Drive-by-wire to wireless control – Basically, this encompasses anything that eliminates mechanical or electrical (wire) actuation. Product lines affected include brake, steering and signal lighting actuation.
Engine and drivetrain control – “Unitized performance” is the mantra for engine and driveline designers to facilitate both fuel economy and driver compatibility.
Glass cockpit – More discrete reporting systems and more driver interface. Much like pilots, multi-function instruments with heads-up display are necessary to simplify some truck-to-driver communication.
Materials and Coatings
Biofuels – Agricultural product and especially by-product based hydrocarbon sources are close to street ready now. Although second-generation cellulosic biofuels have proved harder to make than many had hoped five years ago, innovative start-ups focused on cellulosic and algae-based biofuels are starting to create high-margin specialty chemicals and blendstocks, generating cash now and suggesting biofuels at $2 a gallon or less by 2020.
Dual fuel engines – Similar in design to the Cummins Westport LNG/diesel solution being successfully marketed now, these hybrid engines could also benefit from ultra-high pressure injection (45,000 psi) to dampen emissions.
Biocoolants and lubricants – Biodegradable and non-toxic (and potentially cheaper) future antifreeze and greases will continue to turn away from petroleum-based cousins.
Ferromagnetic fluid, also known as magneto rheological (MR) fluids – These fluids, which change viscosity in the presence of electric current, will replace some hydraulic/pneumatic and friction functions in suspensions and drivetrain designs.
High strength-to-weight structural composites – Once again looking toward aircraft design for clues to future vehicle design, composites can make a huge contribution toward higher hauling capacity. Look for this especially in seamless trailer, cargo container and package car designs.
Computers and Communications
GPS integration – Just in time (JIT) freight scheduling/notification, driver performance and drivers logs will be pushed to universal adoption by strict HOS and CSA regulation enforcement.
Transmission of onboard equipment parameters – Diagnostics and predictive maintenance data will be available to destination or current position service providers who are tied into fleet networks.
Shipping unit-level integrated logistics – Online pallet and container tracking will facilitate bypassing of central warehouses and cross-docks.
Cargo and vehicle security – Quickly declining systems costs will increase use of virtual yards -–a technology that allows users to better manage equipment needs. Advanced real-time vehicle status will be quickly adopted, especially for carriers of high unit value consumer goods.

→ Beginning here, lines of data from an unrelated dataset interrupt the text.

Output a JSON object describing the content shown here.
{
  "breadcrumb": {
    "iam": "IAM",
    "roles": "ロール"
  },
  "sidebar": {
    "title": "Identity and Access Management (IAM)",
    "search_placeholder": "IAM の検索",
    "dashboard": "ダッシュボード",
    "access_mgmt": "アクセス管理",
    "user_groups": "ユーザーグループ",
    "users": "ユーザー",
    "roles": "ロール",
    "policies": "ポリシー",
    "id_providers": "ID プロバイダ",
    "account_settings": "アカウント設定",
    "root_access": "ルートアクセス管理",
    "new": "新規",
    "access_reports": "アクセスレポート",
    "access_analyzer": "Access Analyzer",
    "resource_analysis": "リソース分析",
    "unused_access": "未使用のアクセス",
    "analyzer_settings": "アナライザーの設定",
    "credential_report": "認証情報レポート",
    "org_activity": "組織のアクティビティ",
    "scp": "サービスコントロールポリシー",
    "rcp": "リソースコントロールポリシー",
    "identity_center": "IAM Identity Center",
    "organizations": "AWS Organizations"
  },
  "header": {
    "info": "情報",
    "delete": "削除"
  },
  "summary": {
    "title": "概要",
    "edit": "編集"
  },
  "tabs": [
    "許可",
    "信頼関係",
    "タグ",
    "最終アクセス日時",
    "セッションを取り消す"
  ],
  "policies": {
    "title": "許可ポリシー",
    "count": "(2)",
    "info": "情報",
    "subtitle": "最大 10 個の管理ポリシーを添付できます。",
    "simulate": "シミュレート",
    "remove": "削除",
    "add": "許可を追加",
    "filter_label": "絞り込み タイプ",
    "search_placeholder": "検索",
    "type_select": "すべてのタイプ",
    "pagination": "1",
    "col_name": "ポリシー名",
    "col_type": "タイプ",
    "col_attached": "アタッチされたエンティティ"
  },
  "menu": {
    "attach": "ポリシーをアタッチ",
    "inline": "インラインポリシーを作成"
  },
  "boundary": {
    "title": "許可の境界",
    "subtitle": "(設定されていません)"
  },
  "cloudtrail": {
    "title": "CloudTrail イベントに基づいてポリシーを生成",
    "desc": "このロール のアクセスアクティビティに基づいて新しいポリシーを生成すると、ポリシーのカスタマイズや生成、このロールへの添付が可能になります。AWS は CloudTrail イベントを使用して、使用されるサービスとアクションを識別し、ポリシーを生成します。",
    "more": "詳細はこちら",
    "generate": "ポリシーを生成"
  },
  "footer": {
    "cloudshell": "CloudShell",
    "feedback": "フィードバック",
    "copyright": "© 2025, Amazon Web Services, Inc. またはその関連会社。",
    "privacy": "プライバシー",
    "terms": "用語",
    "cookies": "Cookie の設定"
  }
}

Real-time anything – Routing efficiency, traffic congestion, weather, tolls, weights, fuel consumption, driver performance and taxes will be done in actual time. This reporting availability will allow tolling based on time of day and exact gross vehicle weight.
Increased Vehicle Safety
Driver collision protection – More heavy vehicles will incorporate safety features that have been standard in cars and light trucks for years. More cabs will include increased passive restraints (air bags). Soy-based foam for comfort and sound deadening is an example of the sustainability aspect in new designs.
Forward lighting – The ability to really provide enhanced forward lighting will increase as variable focus designs become popular. Advanced solutions such as bi-xenon designs (originally for the military) assure infinitely variable intensity and direction.
360-degree obstacle and lane departure detection – A number of combinations of visual and ultrasonic, forward speed control and 360-degree collision avoidance devices are nearly road ready. This will be advanced further by new connected-vehicle technology.
Four potential issues
Innovative technologies for heavy trucks
Amended joint-venture agreement with Westport Innovations